_Exercise prompt_. Output each record below exactly as it stands, leaving out the pictures.

Items from an interface collection:
--------------------------------------------------

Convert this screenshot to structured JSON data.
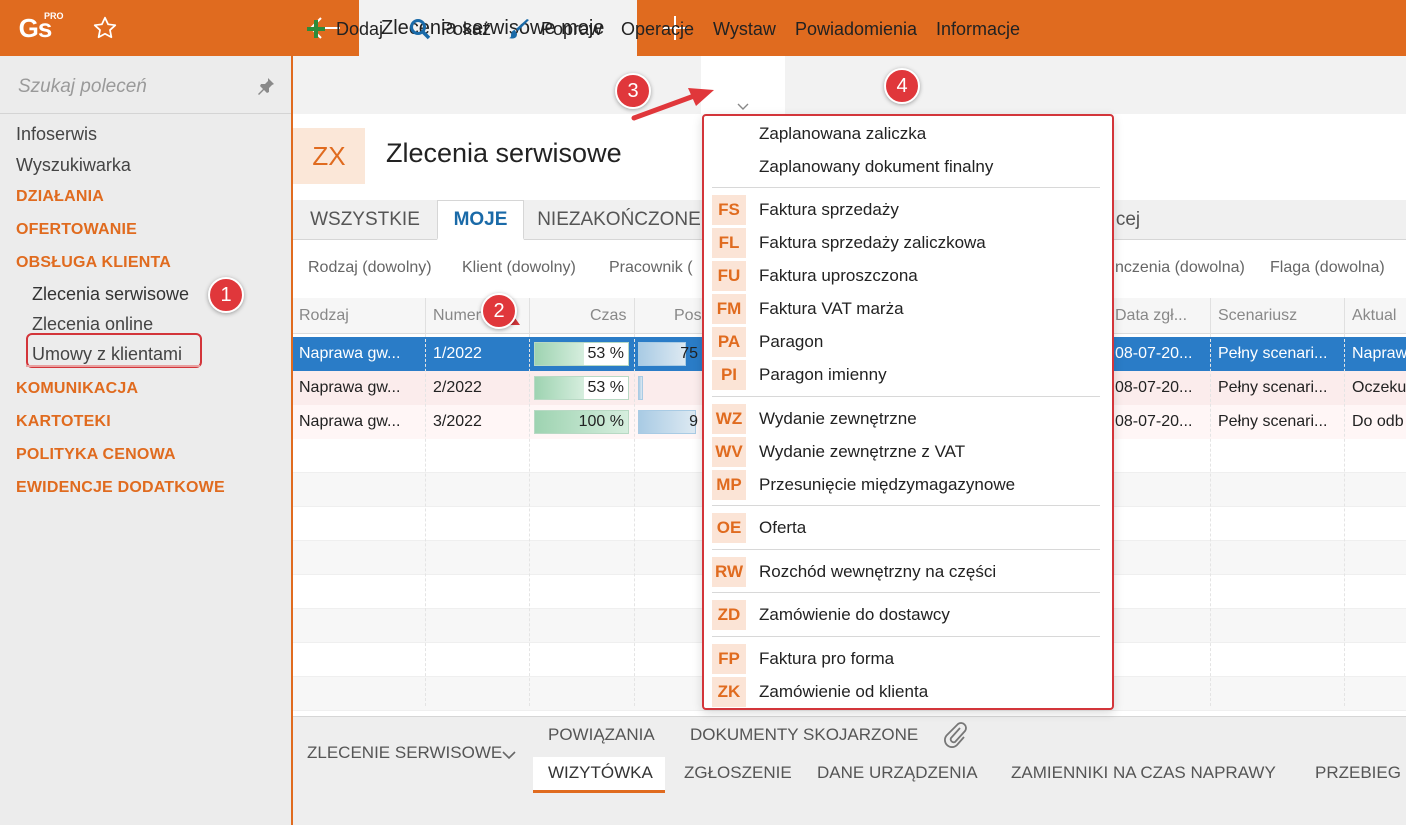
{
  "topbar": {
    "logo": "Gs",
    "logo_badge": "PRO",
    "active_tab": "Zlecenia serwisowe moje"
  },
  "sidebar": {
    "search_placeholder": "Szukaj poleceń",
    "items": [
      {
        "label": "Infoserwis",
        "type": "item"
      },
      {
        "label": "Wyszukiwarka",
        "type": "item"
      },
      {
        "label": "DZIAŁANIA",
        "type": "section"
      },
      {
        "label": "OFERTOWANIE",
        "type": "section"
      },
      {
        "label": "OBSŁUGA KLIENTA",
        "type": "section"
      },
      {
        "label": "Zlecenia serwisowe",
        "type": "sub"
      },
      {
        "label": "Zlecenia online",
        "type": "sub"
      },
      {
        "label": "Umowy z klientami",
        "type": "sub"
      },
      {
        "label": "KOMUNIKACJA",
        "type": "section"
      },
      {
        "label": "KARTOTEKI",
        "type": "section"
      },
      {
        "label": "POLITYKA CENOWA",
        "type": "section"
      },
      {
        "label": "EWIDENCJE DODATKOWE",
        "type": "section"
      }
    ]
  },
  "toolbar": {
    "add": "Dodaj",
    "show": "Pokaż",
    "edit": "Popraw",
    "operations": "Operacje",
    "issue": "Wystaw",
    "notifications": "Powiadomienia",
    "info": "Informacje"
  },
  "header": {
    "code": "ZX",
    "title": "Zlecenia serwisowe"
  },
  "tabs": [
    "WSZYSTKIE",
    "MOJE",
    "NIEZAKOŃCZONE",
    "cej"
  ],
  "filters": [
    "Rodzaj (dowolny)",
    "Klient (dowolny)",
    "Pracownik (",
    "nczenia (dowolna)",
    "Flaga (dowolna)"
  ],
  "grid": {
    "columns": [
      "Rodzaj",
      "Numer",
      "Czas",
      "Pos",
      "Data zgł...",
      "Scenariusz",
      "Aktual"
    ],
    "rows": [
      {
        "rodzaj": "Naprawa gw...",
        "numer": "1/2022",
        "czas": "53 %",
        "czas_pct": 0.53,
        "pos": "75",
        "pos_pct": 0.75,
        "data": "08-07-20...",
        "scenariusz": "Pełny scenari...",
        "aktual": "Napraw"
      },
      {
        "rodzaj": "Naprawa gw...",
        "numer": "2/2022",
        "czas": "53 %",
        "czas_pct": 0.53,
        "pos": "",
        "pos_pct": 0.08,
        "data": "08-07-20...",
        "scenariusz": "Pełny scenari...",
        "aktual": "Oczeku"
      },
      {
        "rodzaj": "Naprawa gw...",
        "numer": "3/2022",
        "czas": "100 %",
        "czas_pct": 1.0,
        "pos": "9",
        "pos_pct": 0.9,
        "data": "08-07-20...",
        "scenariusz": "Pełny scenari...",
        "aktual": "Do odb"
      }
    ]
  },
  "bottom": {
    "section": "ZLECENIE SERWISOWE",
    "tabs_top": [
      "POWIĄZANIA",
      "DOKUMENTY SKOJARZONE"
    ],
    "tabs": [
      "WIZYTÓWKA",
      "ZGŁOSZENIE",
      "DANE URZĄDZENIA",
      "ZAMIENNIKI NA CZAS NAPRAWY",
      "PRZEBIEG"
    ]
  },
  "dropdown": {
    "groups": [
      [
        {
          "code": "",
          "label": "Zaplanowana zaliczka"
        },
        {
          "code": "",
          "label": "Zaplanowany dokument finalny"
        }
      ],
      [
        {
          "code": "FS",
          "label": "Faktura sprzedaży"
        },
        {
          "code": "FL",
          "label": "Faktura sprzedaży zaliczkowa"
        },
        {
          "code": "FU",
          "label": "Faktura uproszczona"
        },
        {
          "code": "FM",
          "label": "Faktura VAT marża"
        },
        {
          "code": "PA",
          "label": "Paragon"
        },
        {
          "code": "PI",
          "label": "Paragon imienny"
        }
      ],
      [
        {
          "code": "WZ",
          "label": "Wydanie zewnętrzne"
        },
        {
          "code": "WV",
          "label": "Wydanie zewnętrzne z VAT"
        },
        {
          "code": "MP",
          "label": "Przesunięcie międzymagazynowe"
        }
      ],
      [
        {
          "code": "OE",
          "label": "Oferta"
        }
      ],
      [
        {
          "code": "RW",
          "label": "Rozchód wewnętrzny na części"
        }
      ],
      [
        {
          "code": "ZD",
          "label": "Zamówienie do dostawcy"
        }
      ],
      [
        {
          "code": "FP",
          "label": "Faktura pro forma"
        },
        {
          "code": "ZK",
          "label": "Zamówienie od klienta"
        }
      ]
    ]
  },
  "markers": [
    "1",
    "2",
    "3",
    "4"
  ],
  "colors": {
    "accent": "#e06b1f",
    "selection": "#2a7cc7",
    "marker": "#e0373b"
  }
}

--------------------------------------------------

_Result of the task_.
Convert this screenshot to structured JSON data.
{
  "topbar": {
    "logo": "Gs",
    "logo_badge": "PRO",
    "active_tab": "Zlecenia serwisowe moje"
  },
  "sidebar": {
    "search_placeholder": "Szukaj poleceń",
    "items": [
      {
        "label": "Infoserwis",
        "type": "item"
      },
      {
        "label": "Wyszukiwarka",
        "type": "item"
      },
      {
        "label": "DZIAŁANIA",
        "type": "section"
      },
      {
        "label": "OFERTOWANIE",
        "type": "section"
      },
      {
        "label": "OBSŁUGA KLIENTA",
        "type": "section"
      },
      {
        "label": "Zlecenia serwisowe",
        "type": "sub"
      },
      {
        "label": "Zlecenia online",
        "type": "sub"
      },
      {
        "label": "Umowy z klientami",
        "type": "sub"
      },
      {
        "label": "KOMUNIKACJA",
        "type": "section"
      },
      {
        "label": "KARTOTEKI",
        "type": "section"
      },
      {
        "label": "POLITYKA CENOWA",
        "type": "section"
      },
      {
        "label": "EWIDENCJE DODATKOWE",
        "type": "section"
      }
    ]
  },
  "toolbar": {
    "add": "Dodaj",
    "show": "Pokaż",
    "edit": "Popraw",
    "operations": "Operacje",
    "issue": "Wystaw",
    "notifications": "Powiadomienia",
    "info": "Informacje"
  },
  "header": {
    "code": "ZX",
    "title": "Zlecenia serwisowe"
  },
  "tabs": [
    "WSZYSTKIE",
    "MOJE",
    "NIEZAKOŃCZONE",
    "cej"
  ],
  "filters": [
    "Rodzaj (dowolny)",
    "Klient (dowolny)",
    "Pracownik (",
    "nczenia (dowolna)",
    "Flaga (dowolna)"
  ],
  "grid": {
    "columns": [
      "Rodzaj",
      "Numer",
      "Czas",
      "Pos",
      "Data zgł...",
      "Scenariusz",
      "Aktual"
    ],
    "rows": [
      {
        "rodzaj": "Naprawa gw...",
        "numer": "1/2022",
        "czas": "53 %",
        "czas_pct": 0.53,
        "pos": "75",
        "pos_pct": 0.75,
        "data": "08-07-20...",
        "scenariusz": "Pełny scenari...",
        "aktual": "Napraw"
      },
      {
        "rodzaj": "Naprawa gw...",
        "numer": "2/2022",
        "czas": "53 %",
        "czas_pct": 0.53,
        "pos": "",
        "pos_pct": 0.08,
        "data": "08-07-20...",
        "scenariusz": "Pełny scenari...",
        "aktual": "Oczeku"
      },
      {
        "rodzaj": "Naprawa gw...",
        "numer": "3/2022",
        "czas": "100 %",
        "czas_pct": 1.0,
        "pos": "9",
        "pos_pct": 0.9,
        "data": "08-07-20...",
        "scenariusz": "Pełny scenari...",
        "aktual": "Do odb"
      }
    ]
  },
  "bottom": {
    "section": "ZLECENIE SERWISOWE",
    "tabs_top": [
      "POWIĄZANIA",
      "DOKUMENTY SKOJARZONE"
    ],
    "tabs": [
      "WIZYTÓWKA",
      "ZGŁOSZENIE",
      "DANE URZĄDZENIA",
      "ZAMIENNIKI NA CZAS NAPRAWY",
      "PRZEBIEG"
    ]
  },
  "dropdown": {
    "groups": [
      [
        {
          "code": "",
          "label": "Zaplanowana zaliczka"
        },
        {
          "code": "",
          "label": "Zaplanowany dokument finalny"
        }
      ],
      [
        {
          "code": "FS",
          "label": "Faktura sprzedaży"
        },
        {
          "code": "FL",
          "label": "Faktura sprzedaży zaliczkowa"
        },
        {
          "code": "FU",
          "label": "Faktura uproszczona"
        },
        {
          "code": "FM",
          "label": "Faktura VAT marża"
        },
        {
          "code": "PA",
          "label": "Paragon"
        },
        {
          "code": "PI",
          "label": "Paragon imienny"
        }
      ],
      [
        {
          "code": "WZ",
          "label": "Wydanie zewnętrzne"
        },
        {
          "code": "WV",
          "label": "Wydanie zewnętrzne z VAT"
        },
        {
          "code": "MP",
          "label": "Przesunięcie międzymagazynowe"
        }
      ],
      [
        {
          "code": "OE",
          "label": "Oferta"
        }
      ],
      [
        {
          "code": "RW",
          "label": "Rozchód wewnętrzny na części"
        }
      ],
      [
        {
          "code": "ZD",
          "label": "Zamówienie do dostawcy"
        }
      ],
      [
        {
          "code": "FP",
          "label": "Faktura pro forma"
        },
        {
          "code": "ZK",
          "label": "Zamówienie od klienta"
        }
      ]
    ]
  },
  "markers": [
    "1",
    "2",
    "3",
    "4"
  ],
  "colors": {
    "accent": "#e06b1f",
    "selection": "#2a7cc7",
    "marker": "#e0373b"
  }
}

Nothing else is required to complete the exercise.